I love the “Sitting with Difficulties Meditation.” You get super-calm through breathing, and then face the difficulty…an emotion, task, person or situation. It is a half an hour meditation, and during the course of it, I usually know exactly what I should do about the difficulty, and what the next steps should be. If it is an inter-personal hassle, sometimes I have a better understanding of the person’s behaviour, and more compassion, and forgiveness comes more easily. Sometimes, I just take the difficulty and leave it in God’s hands to do what he wants with it. It functions as a Serenity Prayer, accepting the things I cannot change, and changing the things I can. And it cuts problems down to size. Some annoying situations and random people one can just blow off.

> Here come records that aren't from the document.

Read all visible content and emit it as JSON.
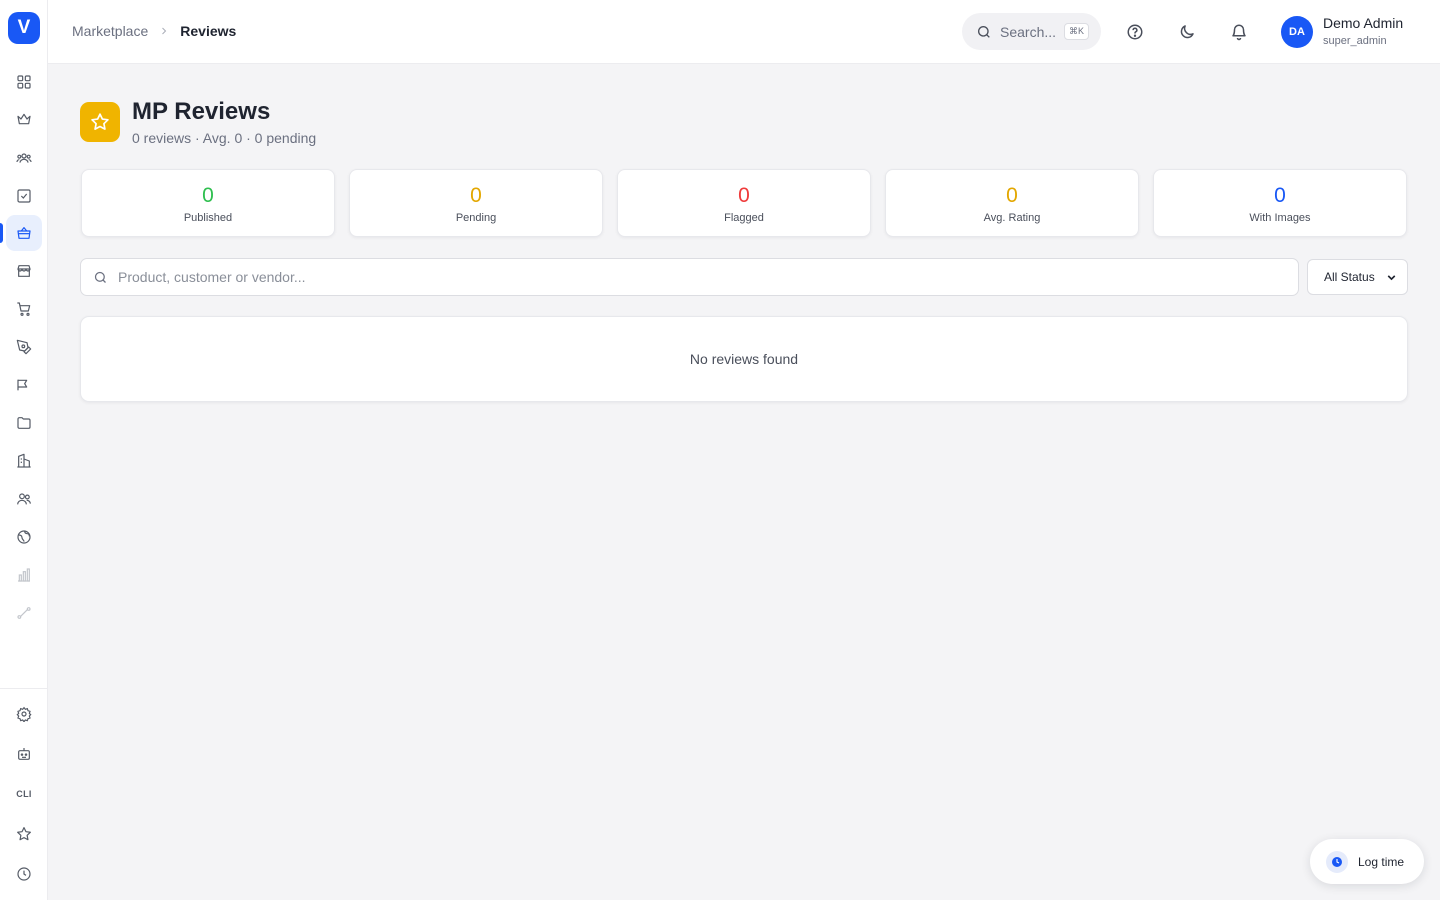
{
  "app": {
    "logo_letter": "V",
    "brand_color": "#1958f5"
  },
  "sidebar": {
    "items": [
      {
        "icon": "dashboard-icon"
      },
      {
        "icon": "crown-icon"
      },
      {
        "icon": "users-group-icon"
      },
      {
        "icon": "checkbox-icon"
      },
      {
        "icon": "marketplace-bag-icon",
        "active": true
      },
      {
        "icon": "store-icon"
      },
      {
        "icon": "cart-icon"
      },
      {
        "icon": "pen-tool-icon"
      },
      {
        "icon": "megaphone-icon"
      },
      {
        "icon": "folder-icon"
      },
      {
        "icon": "buildings-icon"
      },
      {
        "icon": "team-icon"
      },
      {
        "icon": "globe-icon"
      },
      {
        "icon": "bar-chart-icon",
        "disabled": true
      },
      {
        "icon": "route-icon",
        "disabled": true
      }
    ],
    "bottom": [
      {
        "icon": "settings-gear-icon"
      },
      {
        "icon": "bot-icon"
      },
      {
        "icon": "cli-icon",
        "label": "CLI"
      },
      {
        "icon": "star-icon"
      },
      {
        "icon": "clock-icon"
      }
    ]
  },
  "header": {
    "breadcrumb": {
      "parent": "Marketplace",
      "current": "Reviews"
    },
    "search": {
      "label": "Search...",
      "shortcut": "⌘K"
    },
    "user": {
      "initials": "DA",
      "name": "Demo Admin",
      "role": "super_admin"
    }
  },
  "page": {
    "title": "MP Reviews",
    "subtitle": "0 reviews · Avg. 0 · 0 pending",
    "icon": "star-icon",
    "icon_color": "#f0b400"
  },
  "stats": [
    {
      "value": "0",
      "label": "Published",
      "color": "#2fbf4f"
    },
    {
      "value": "0",
      "label": "Pending",
      "color": "#e3a700"
    },
    {
      "value": "0",
      "label": "Flagged",
      "color": "#ef3b3b"
    },
    {
      "value": "0",
      "label": "Avg. Rating",
      "color": "#e3a700"
    },
    {
      "value": "0",
      "label": "With Images",
      "color": "#1958f5"
    }
  ],
  "filters": {
    "search_placeholder": "Product, customer or vendor...",
    "status_selected": "All Status"
  },
  "empty_state": {
    "text": "No reviews found"
  },
  "log_time": {
    "label": "Log time"
  }
}
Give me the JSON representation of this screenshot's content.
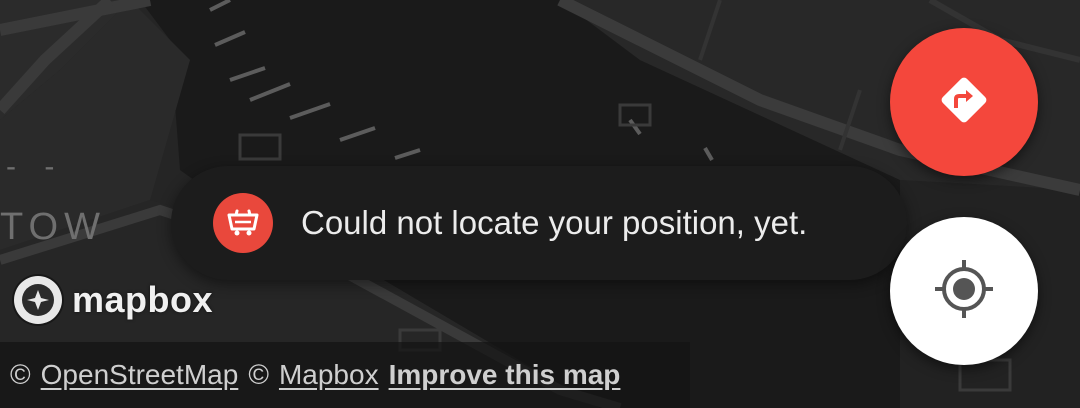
{
  "map": {
    "labels": {
      "town": "TOW",
      "dash": "- -"
    }
  },
  "branding": {
    "logo_text": "mapbox",
    "logo_icon": "mapbox-compass-icon"
  },
  "attribution": {
    "copyright1": "©",
    "link1": "OpenStreetMap",
    "copyright2": "©",
    "link2": "Mapbox",
    "link3": "Improve this map"
  },
  "toast": {
    "icon": "tram-icon",
    "message": "Could not locate your position, yet."
  },
  "buttons": {
    "directions_icon": "directions-turn-right-icon",
    "locate_icon": "my-location-icon"
  },
  "colors": {
    "accent_red": "#f4473c",
    "map_bg": "#232323",
    "toast_bg": "#1c1c1c"
  }
}
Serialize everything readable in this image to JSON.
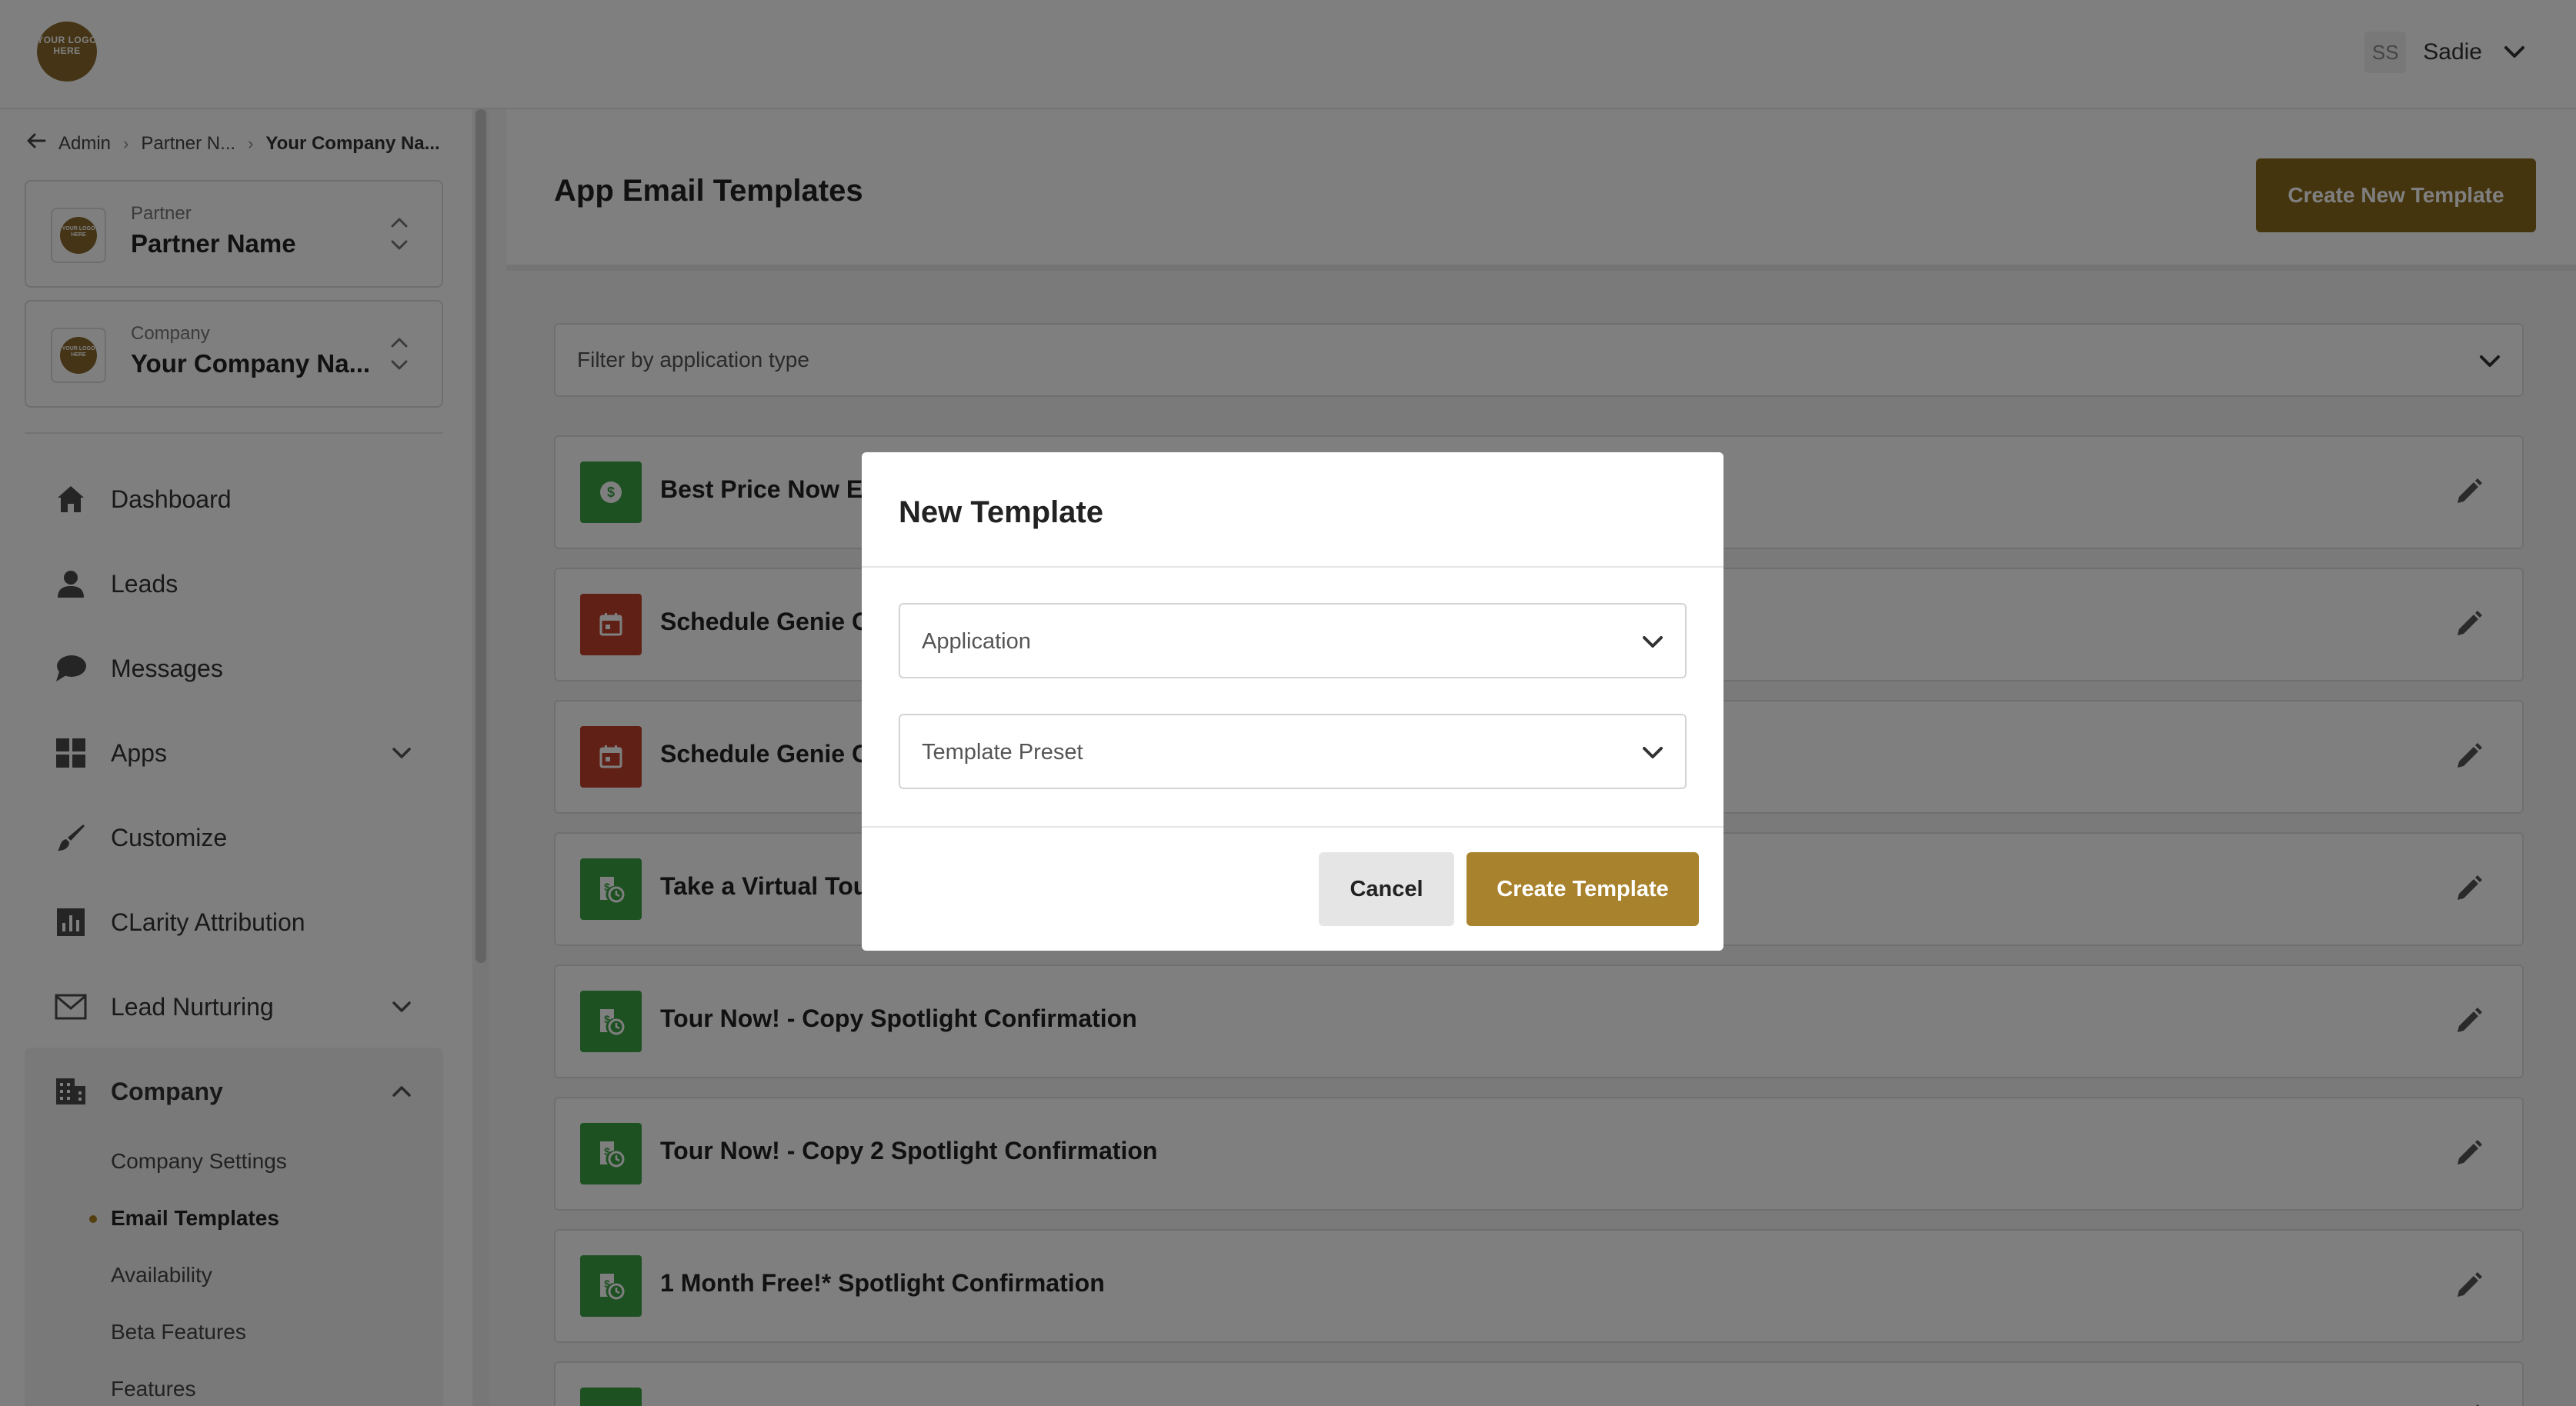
{
  "header": {
    "logo_text": "YOUR LOGO HERE",
    "user_initials": "SS",
    "user_name": "Sadie"
  },
  "breadcrumb": {
    "items": [
      "Admin",
      "Partner N...",
      "Your Company Na..."
    ]
  },
  "partner_selector": {
    "label": "Partner",
    "value": "Partner Name"
  },
  "company_selector": {
    "label": "Company",
    "value": "Your Company Na..."
  },
  "nav": [
    {
      "label": "Dashboard",
      "icon": "home-icon"
    },
    {
      "label": "Leads",
      "icon": "person-icon"
    },
    {
      "label": "Messages",
      "icon": "chat-icon"
    },
    {
      "label": "Apps",
      "icon": "grid-icon",
      "expandable": true
    },
    {
      "label": "Customize",
      "icon": "brush-icon"
    },
    {
      "label": "CLarity Attribution",
      "icon": "bar-chart-icon"
    },
    {
      "label": "Lead Nurturing",
      "icon": "envelope-icon",
      "expandable": true
    },
    {
      "label": "Company",
      "icon": "building-icon",
      "expanded": true
    }
  ],
  "company_subnav": [
    {
      "label": "Company Settings"
    },
    {
      "label": "Email Templates",
      "active": true
    },
    {
      "label": "Availability"
    },
    {
      "label": "Beta Features"
    },
    {
      "label": "Features"
    }
  ],
  "main": {
    "title": "App Email Templates",
    "create_button": "Create New Template",
    "filter_placeholder": "Filter by application type"
  },
  "templates": [
    {
      "title": "Best Price Now Est",
      "icon": "dollar-icon",
      "color": "#3aa344"
    },
    {
      "title": "Schedule Genie C",
      "icon": "calendar-icon",
      "color": "#c2412a"
    },
    {
      "title": "Schedule Genie C",
      "icon": "calendar-icon",
      "color": "#c2412a"
    },
    {
      "title": "Take a Virtual Tou",
      "icon": "price-clock-icon",
      "color": "#3aa344"
    },
    {
      "title": "Tour Now! - Copy Spotlight Confirmation",
      "icon": "price-clock-icon",
      "color": "#3aa344"
    },
    {
      "title": "Tour Now! - Copy 2 Spotlight Confirmation",
      "icon": "price-clock-icon",
      "color": "#3aa344"
    },
    {
      "title": "1 Month Free!* Spotlight Confirmation",
      "icon": "price-clock-icon",
      "color": "#3aa344"
    },
    {
      "title": "",
      "icon": "price-clock-icon",
      "color": "#3aa344"
    }
  ],
  "modal": {
    "title": "New Template",
    "application_placeholder": "Application",
    "preset_placeholder": "Template Preset",
    "cancel_label": "Cancel",
    "create_label": "Create Template"
  },
  "colors": {
    "brand_gold": "#8a6a1c",
    "accent_gold": "#a8822c",
    "green": "#3aa344",
    "red": "#c2412a"
  }
}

7 Emotional and Mental Health
Meditation helps me calm my emotions, and achieve a (sometimes temporary) serenity from which productivity flows. It gives me space to confront my thoughts and the emotional niggles and dissatisfactions which otherwise would be shoved underground to emerge in a perhaps harmful form. When under stress, a 20 minute guided meditation is a way of checking out, like taking a small boat out to sea, and when I return, I am so much calmer.
Emotional health is not something I have focused on… In my teens and twenties, I focused on my intellectual life, reading, reading, reading; in my thirties and forties, I began to focus on my interior and spiritual life. A health breakdown, almost five years ago, made me begin to take my physical health seriously. And now, I am also trying to be more cognisant of my emotional life, not just interrogating what I think about people, situations, projects, commitments, holiday destinations, but also what I feel about them, for emotions, the iceberg beneath the surface, control more of our actions and behaviour than we realise. Our intuition and emotions carry a lot of wisdom, for perhaps the heart, the gut, the unconscious is smarter than our thinking mind.
8 Connecting with the Body
Meditation is teaching me to reconnect with the body, and its wisdom and signals. Hey, Anita, your stomach is tightening, your breath is constricting, be careful of this person, this situation, this commitment, this demand. Hey Anita, your heart is beating faster, your mind is racing. Stop. Meditate. Slow down. Slow down.
Thoughts create actual molecules in our bodies, raising levels of stress hormones like cortisol or adrenaline, bonding hormones like oxytocin, or “happy chemicals” like the neurotransmitters serotonin or dopamine. Just as bodily tension or pain stresses the mind, the mind causes psychosomatic physical pain and tension. Meditation calms both mind and body, increasing both physical and mental health and productivity through the power of the mind.
9 Learning to be Present
This is something I am beginning to learn, but the practice of paying attention, though practices like the body scan teaches me to come into my body and just be present… for instance, when I am physically uncomfortable or bored in Yoga class, or in social or group situations. It is so rare in our distracted age to either listen or be listened to with full attention that increasingly people pay therapists big bucks to do just that. The practice of meditation is helping me learn to be really present, and really listen to people with my full attention, and, of course, when you do that you learn far more than what they saying, for, unless you are dealing with a practised con-person, the eyes, face, and body speak their own language.
How can you learn to meditate?
I went to classes. However, if you need to learn promptly or haven’t the time or finance right now, I’d suggest
Mark Williams’ wonderful book Mindfulness: A Practical Guide to Finding Peace in a Frantic World which has a meditation CD included, on Amazon.co.uk or Amazon.com.